A Tablelands resident who has suffered two heart attacks has urged fellow Far North Queenslanders to ‘listen’ to their bodies, so they don’t ignore symptoms of cardiovascular disease.
Malanda man Clyde Slaughter is sharing his story during Heart Week 2022 this week, to raise awareness about the importance of health checks for more at-risk Australians.
Mr Slaughter, 71, suffered a heart attack in 1997 at Hervey Bay; then another one in 2020, while in Mossman.
'I was taken to Mossman Hospital and hooked up to an ECG (electrocardiogram), and the ECG went a bit haywire,' he said.
'It told the doctors that I needed a bit of attention.'
Mr Slaughter was then transported to Cairns Hospital, where he was ultimately equipped with a stent.
A cardiac stent is used to treat narrowed or blocked coronary arteries. It can also be used to improve blood flow immediately following a heart attack.
'My two episodes, I presented with different symptoms on the two different occasions,' Mr Slaughter said.
'So, I think people should be aware of the variations of presenting symptoms.
'If there’s any doubt, they should contact Triple Zero (000).'
Symptoms of cardiac arrest that men commonly experience include: chest pain or discomfort; shortness of breath; and nausea.
Men may also experience other symptoms of: arm pain; back, neck, jaw and shoulder pain; cold sweat; and dizziness.
For women, symptoms differ slightly. Women may also experience: back, neck or jaw pain or tightness; a burning sensation in the chest (similar to heartburn); fatigue; lightheadedness; sweating; stomach or arm pain.
Mr Slaughter’s wife Barb said her husband also exhibited fatigue and irritability, which may have related to his condition.
'I had no idea any of the symptoms Clyde was suffering had anything to do with his heart,' she said.
'It’s not just a resounding thump in the chest, and then you collapsing.
'You really do need to be mindful of everything that can point to a heart attack.'
Cairns Hospital cardiac catheter laboratory nurse unit manager Natalie Hausin said the cardiac team had carried out a total 2060 procedures last year, an increase of nearly 25 per cent during the past five years.
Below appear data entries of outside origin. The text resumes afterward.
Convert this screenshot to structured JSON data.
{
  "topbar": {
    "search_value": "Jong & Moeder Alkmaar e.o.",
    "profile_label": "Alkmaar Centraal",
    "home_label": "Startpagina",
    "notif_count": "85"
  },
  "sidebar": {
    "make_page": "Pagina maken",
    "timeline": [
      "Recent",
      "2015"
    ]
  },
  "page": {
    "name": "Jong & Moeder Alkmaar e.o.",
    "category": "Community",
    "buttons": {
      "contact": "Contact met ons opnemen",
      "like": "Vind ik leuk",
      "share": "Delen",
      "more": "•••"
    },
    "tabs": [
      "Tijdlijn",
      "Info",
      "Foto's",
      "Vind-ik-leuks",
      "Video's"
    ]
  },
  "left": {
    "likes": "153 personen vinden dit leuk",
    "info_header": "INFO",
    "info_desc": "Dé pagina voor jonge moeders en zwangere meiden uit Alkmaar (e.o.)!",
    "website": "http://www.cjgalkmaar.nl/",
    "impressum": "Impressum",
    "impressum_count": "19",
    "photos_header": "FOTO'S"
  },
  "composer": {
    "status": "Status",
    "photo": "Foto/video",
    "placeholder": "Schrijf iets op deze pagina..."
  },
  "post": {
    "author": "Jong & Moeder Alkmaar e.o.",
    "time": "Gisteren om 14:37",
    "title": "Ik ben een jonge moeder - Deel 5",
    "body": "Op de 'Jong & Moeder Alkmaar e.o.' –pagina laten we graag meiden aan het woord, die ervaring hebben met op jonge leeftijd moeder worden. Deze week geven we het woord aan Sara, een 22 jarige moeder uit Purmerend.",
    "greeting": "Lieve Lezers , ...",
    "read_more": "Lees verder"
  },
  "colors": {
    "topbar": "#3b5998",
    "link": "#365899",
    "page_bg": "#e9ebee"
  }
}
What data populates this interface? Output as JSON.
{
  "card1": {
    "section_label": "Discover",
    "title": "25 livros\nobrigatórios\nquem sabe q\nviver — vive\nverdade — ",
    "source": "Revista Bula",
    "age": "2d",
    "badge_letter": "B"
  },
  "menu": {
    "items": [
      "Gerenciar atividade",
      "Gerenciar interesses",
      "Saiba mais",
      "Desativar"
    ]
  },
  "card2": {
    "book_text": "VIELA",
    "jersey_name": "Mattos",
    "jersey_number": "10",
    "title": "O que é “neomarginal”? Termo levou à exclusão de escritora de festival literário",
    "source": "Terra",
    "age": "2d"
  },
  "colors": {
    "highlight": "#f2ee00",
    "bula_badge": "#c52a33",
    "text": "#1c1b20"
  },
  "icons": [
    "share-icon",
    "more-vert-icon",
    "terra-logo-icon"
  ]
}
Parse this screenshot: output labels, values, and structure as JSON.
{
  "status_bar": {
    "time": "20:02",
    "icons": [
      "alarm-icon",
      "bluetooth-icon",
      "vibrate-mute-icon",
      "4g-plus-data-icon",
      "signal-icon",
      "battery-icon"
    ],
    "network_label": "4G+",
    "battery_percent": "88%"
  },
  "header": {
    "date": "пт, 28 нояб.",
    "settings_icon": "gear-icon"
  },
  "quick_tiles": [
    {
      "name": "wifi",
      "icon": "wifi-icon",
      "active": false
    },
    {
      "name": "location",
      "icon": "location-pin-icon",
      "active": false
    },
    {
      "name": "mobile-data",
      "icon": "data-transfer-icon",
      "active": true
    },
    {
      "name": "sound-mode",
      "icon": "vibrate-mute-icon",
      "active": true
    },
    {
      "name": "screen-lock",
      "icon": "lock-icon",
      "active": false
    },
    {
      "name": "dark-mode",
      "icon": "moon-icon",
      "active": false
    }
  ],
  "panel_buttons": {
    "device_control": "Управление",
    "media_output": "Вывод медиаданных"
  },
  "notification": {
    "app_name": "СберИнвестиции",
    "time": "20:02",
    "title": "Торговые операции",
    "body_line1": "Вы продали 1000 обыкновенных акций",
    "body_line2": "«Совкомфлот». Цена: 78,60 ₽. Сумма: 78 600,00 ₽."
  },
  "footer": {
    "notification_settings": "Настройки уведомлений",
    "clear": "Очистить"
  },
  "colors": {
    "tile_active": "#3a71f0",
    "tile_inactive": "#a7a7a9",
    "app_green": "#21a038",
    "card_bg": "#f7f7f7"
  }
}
'As the major public hospital for Far North Queensland, we do get a lot of patients admitted for treatment of cardiovascular disease,' Ms Hausin said.
'This included a total 114 emergency procedures last year – our highest number in five years.'
She said there were steps people could take to prevent being hospitalised for treatment of cardiovascular disease.
'Cardiovascular disease is one of the world’s biggest killers, but it’s also very preventable,' she said.
'This includes ensuring you get a regular heart health check; following up on any symptoms of a heart attack; just having the conversation with your family and friends about the importance of heart health.
'On top of this, you should be maintaining a healthy diet, getting regular exercise, limiting your alcohol intake, not smoking, and trying to manage your daily stress levels.'